When your teen is screaming, yelling, and irritated, be patient with them and help them figure out how they're feeling and what's bothering them. Many times, adults express themselves very differently than children and teens. You may think that when a child or teen is sad and depressed, that they would be sitting alone by themselves, moping, crying, etc. However, sometimes sadness and depression can surface in the form of anger and irritation.
Children are not miniature-sized adults, and neither are teens. (The brain isn't fully developed until you're about 24-26 years old! So how can we expect children and teens to "know" what's right from wrong all the time?!) Just remember:
Children are Children. Teens are Teens. They are NOT Adults.
Therefore, it is important for us as adults to keep the lines of communication open, so that we truly understand what is going on behind the behaviors that we see on the surface. Ask them what's wrong. Ask them how they're feeling. Help them brainstorm possible solutions or ways of coping if an alternative solution is not possible and acceptance is needed. (DON'T tell them what to do and how they should feel.) It is only then that we will be able to truly connect with the children and teens in our lives.
Be kind, to yourself and your child(ren). Nobody expects you to be a "perfect" parent, so please don't expect your child(ren) to be perfect either. Especially when they're still growing and learning about the world around them, and need a helping hand to hold onto to help them navigate this world we live in.
“Before you assume, learn the facts.
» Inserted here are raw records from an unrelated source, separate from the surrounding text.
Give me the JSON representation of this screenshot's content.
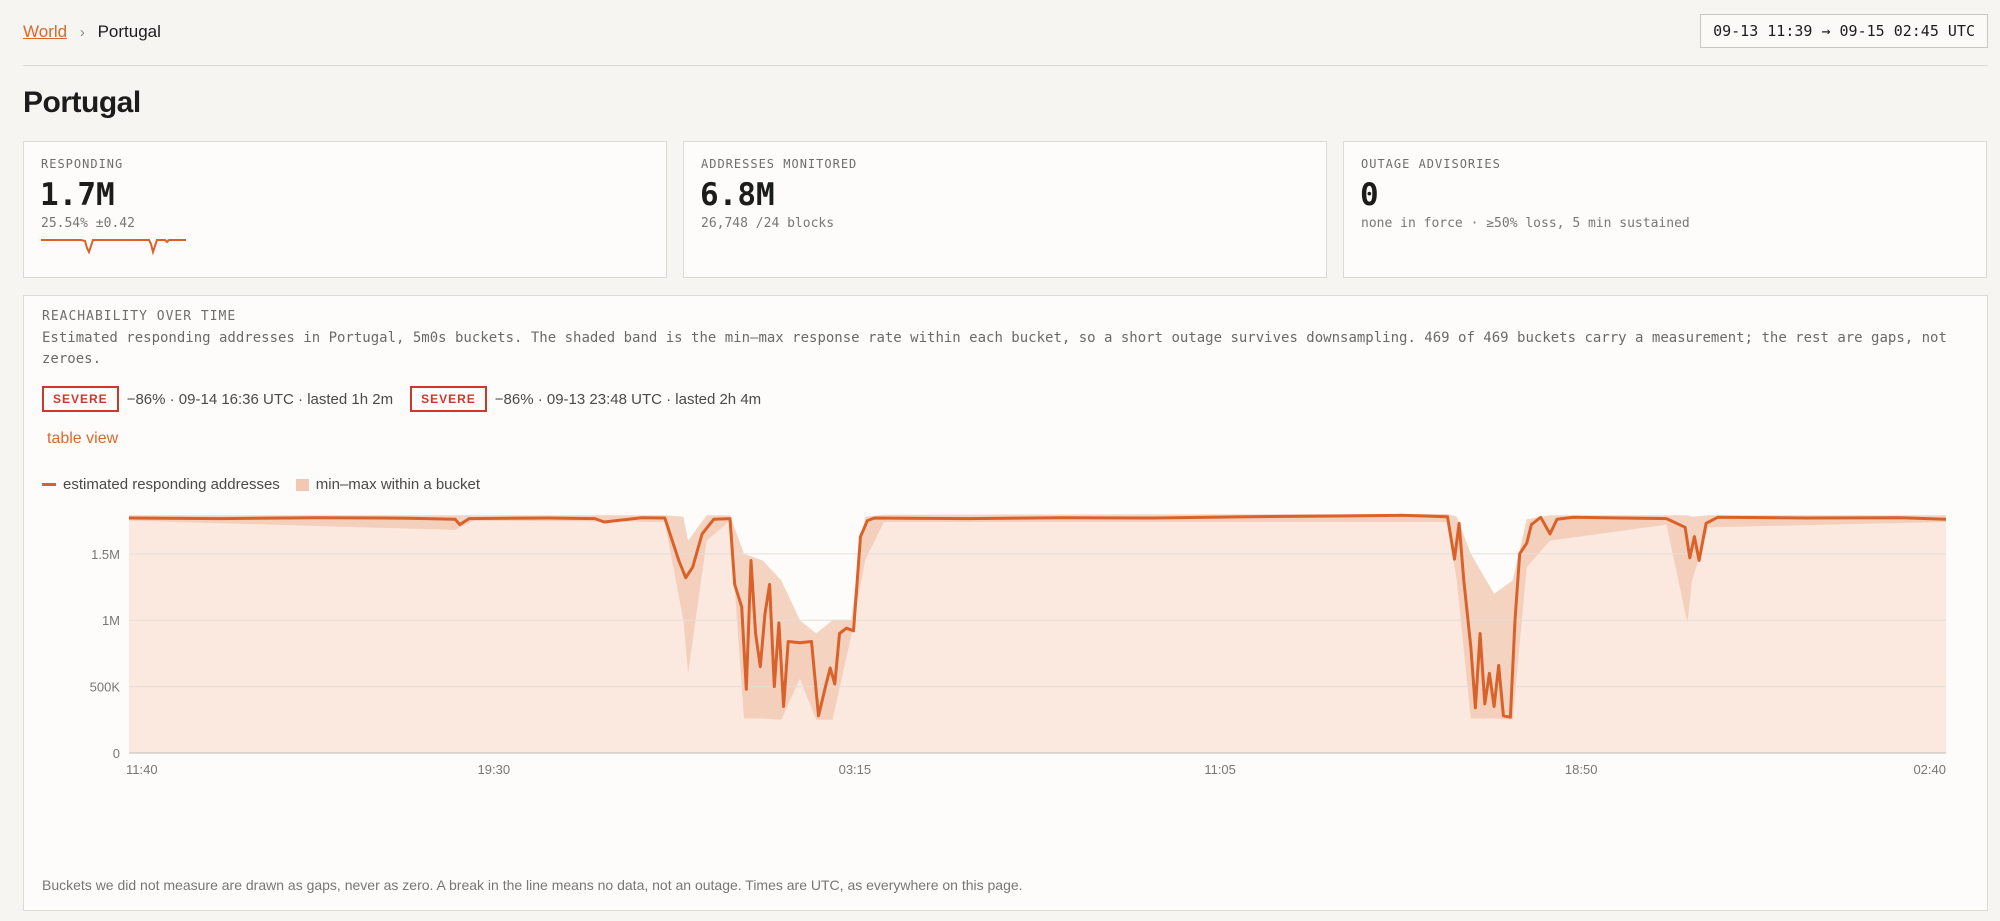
{
  "breadcrumb": {
    "root": "World",
    "separator": "›",
    "current": "Portugal"
  },
  "time_range": "09-13 11:39 → 09-15 02:45 UTC",
  "page_title": "Portugal",
  "cards": [
    {
      "label": "RESPONDING",
      "value": "1.7M",
      "sub": "25.54% ±0.42"
    },
    {
      "label": "ADDRESSES MONITORED",
      "value": "6.8M",
      "sub": "26,748 /24 blocks"
    },
    {
      "label": "OUTAGE ADVISORIES",
      "value": "0",
      "sub": "none in force · ≥50% loss, 5 min sustained"
    }
  ],
  "panel": {
    "title": "REACHABILITY OVER TIME",
    "description": "Estimated responding addresses in Portugal, 5m0s buckets. The shaded band is the min–max response rate within each bucket, so a short outage survives downsampling. 469 of 469 buckets carry a measurement; the rest are gaps, not zeroes.",
    "events": [
      {
        "badge": "SEVERE",
        "text": "−86% · 09-14 16:36 UTC · lasted 1h 2m"
      },
      {
        "badge": "SEVERE",
        "text": "−86% · 09-13 23:48 UTC · lasted 2h 4m"
      }
    ],
    "table_link": "table view",
    "legend": {
      "line": "estimated responding addresses",
      "band": "min–max within a bucket"
    },
    "footnote": "Buckets we did not measure are drawn as gaps, never as zero. A break in the line means no data, not an outage. Times are UTC, as everywhere on this page."
  },
  "colors": {
    "accent": "#d9622a",
    "band": "#fbe8df",
    "severe": "#c73a2e"
  },
  "chart_data": {
    "type": "area",
    "title": "",
    "xlabel": "",
    "ylabel": "",
    "ylim": [
      0,
      1800000
    ],
    "yticks": [
      {
        "value": 0,
        "label": "0"
      },
      {
        "value": 500000,
        "label": "500K"
      },
      {
        "value": 1000000,
        "label": "1M"
      },
      {
        "value": 1500000,
        "label": "1.5M"
      }
    ],
    "xlim": [
      "09-13 11:40",
      "09-15 02:40"
    ],
    "xticks": [
      {
        "hours": 0,
        "label": "11:40"
      },
      {
        "hours": 7.83,
        "label": "19:30"
      },
      {
        "hours": 15.58,
        "label": "03:15"
      },
      {
        "hours": 23.42,
        "label": "11:05"
      },
      {
        "hours": 31.17,
        "label": "18:50"
      },
      {
        "hours": 39.0,
        "label": "02:40"
      }
    ],
    "grid": true,
    "legend_position": "top-left",
    "series": [
      {
        "name": "estimated responding addresses",
        "points": [
          [
            0,
            1770000
          ],
          [
            2,
            1765000
          ],
          [
            4,
            1772000
          ],
          [
            6,
            1768000
          ],
          [
            7,
            1760000
          ],
          [
            7.1,
            1720000
          ],
          [
            7.3,
            1765000
          ],
          [
            9,
            1770000
          ],
          [
            10,
            1765000
          ],
          [
            10.2,
            1740000
          ],
          [
            11,
            1772000
          ],
          [
            11.5,
            1770000
          ],
          [
            11.8,
            1450000
          ],
          [
            11.95,
            1320000
          ],
          [
            12.1,
            1400000
          ],
          [
            12.3,
            1650000
          ],
          [
            12.55,
            1760000
          ],
          [
            12.9,
            1765000
          ],
          [
            13.0,
            1270000
          ],
          [
            13.15,
            1100000
          ],
          [
            13.25,
            480000
          ],
          [
            13.35,
            1450000
          ],
          [
            13.45,
            900000
          ],
          [
            13.55,
            650000
          ],
          [
            13.65,
            1050000
          ],
          [
            13.75,
            1270000
          ],
          [
            13.85,
            500000
          ],
          [
            13.95,
            980000
          ],
          [
            14.05,
            350000
          ],
          [
            14.15,
            840000
          ],
          [
            14.4,
            830000
          ],
          [
            14.65,
            840000
          ],
          [
            14.8,
            280000
          ],
          [
            14.95,
            500000
          ],
          [
            15.05,
            640000
          ],
          [
            15.15,
            520000
          ],
          [
            15.25,
            900000
          ],
          [
            15.4,
            940000
          ],
          [
            15.55,
            920000
          ],
          [
            15.7,
            1630000
          ],
          [
            15.85,
            1750000
          ],
          [
            16.0,
            1770000
          ],
          [
            18,
            1765000
          ],
          [
            20,
            1772000
          ],
          [
            22,
            1770000
          ],
          [
            24,
            1780000
          ],
          [
            26,
            1785000
          ],
          [
            27.3,
            1790000
          ],
          [
            28.3,
            1780000
          ],
          [
            28.45,
            1460000
          ],
          [
            28.55,
            1730000
          ],
          [
            28.65,
            1300000
          ],
          [
            28.8,
            800000
          ],
          [
            28.9,
            340000
          ],
          [
            29.0,
            900000
          ],
          [
            29.1,
            370000
          ],
          [
            29.2,
            600000
          ],
          [
            29.3,
            350000
          ],
          [
            29.4,
            660000
          ],
          [
            29.5,
            280000
          ],
          [
            29.65,
            270000
          ],
          [
            29.75,
            1000000
          ],
          [
            29.85,
            1500000
          ],
          [
            30.0,
            1580000
          ],
          [
            30.1,
            1720000
          ],
          [
            30.3,
            1775000
          ],
          [
            30.5,
            1650000
          ],
          [
            30.65,
            1760000
          ],
          [
            31.0,
            1775000
          ],
          [
            32.0,
            1770000
          ],
          [
            33.0,
            1765000
          ],
          [
            33.4,
            1700000
          ],
          [
            33.5,
            1470000
          ],
          [
            33.6,
            1630000
          ],
          [
            33.7,
            1450000
          ],
          [
            33.85,
            1730000
          ],
          [
            34.1,
            1775000
          ],
          [
            36,
            1770000
          ],
          [
            38,
            1772000
          ],
          [
            39,
            1760000
          ]
        ]
      },
      {
        "name": "min–max within a bucket",
        "points": [
          [
            0,
            1750000,
            1790000
          ],
          [
            7.0,
            1680000,
            1790000
          ],
          [
            7.4,
            1750000,
            1790000
          ],
          [
            11.5,
            1740000,
            1790000
          ],
          [
            11.9,
            1000000,
            1780000
          ],
          [
            12.0,
            600000,
            1600000
          ],
          [
            12.4,
            1600000,
            1790000
          ],
          [
            12.9,
            1750000,
            1790000
          ],
          [
            13.2,
            260000,
            1500000
          ],
          [
            13.6,
            260000,
            1450000
          ],
          [
            14.0,
            250000,
            1300000
          ],
          [
            14.4,
            560000,
            1000000
          ],
          [
            14.75,
            250000,
            900000
          ],
          [
            15.1,
            250000,
            1000000
          ],
          [
            15.5,
            880000,
            1000000
          ],
          [
            15.8,
            1450000,
            1780000
          ],
          [
            16.2,
            1740000,
            1795000
          ],
          [
            28.3,
            1740000,
            1800000
          ],
          [
            28.5,
            1300000,
            1780000
          ],
          [
            28.8,
            260000,
            1500000
          ],
          [
            29.3,
            260000,
            1200000
          ],
          [
            29.7,
            250000,
            1300000
          ],
          [
            30.0,
            1400000,
            1760000
          ],
          [
            30.5,
            1600000,
            1790000
          ],
          [
            33.0,
            1720000,
            1790000
          ],
          [
            33.45,
            980000,
            1790000
          ],
          [
            33.55,
            1300000,
            1780000
          ],
          [
            33.9,
            1700000,
            1790000
          ],
          [
            39,
            1740000,
            1790000
          ]
        ]
      }
    ]
  }
}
Before you judge, understand why. Before you hurt someone, feel. Before you speak, think.” –Unknown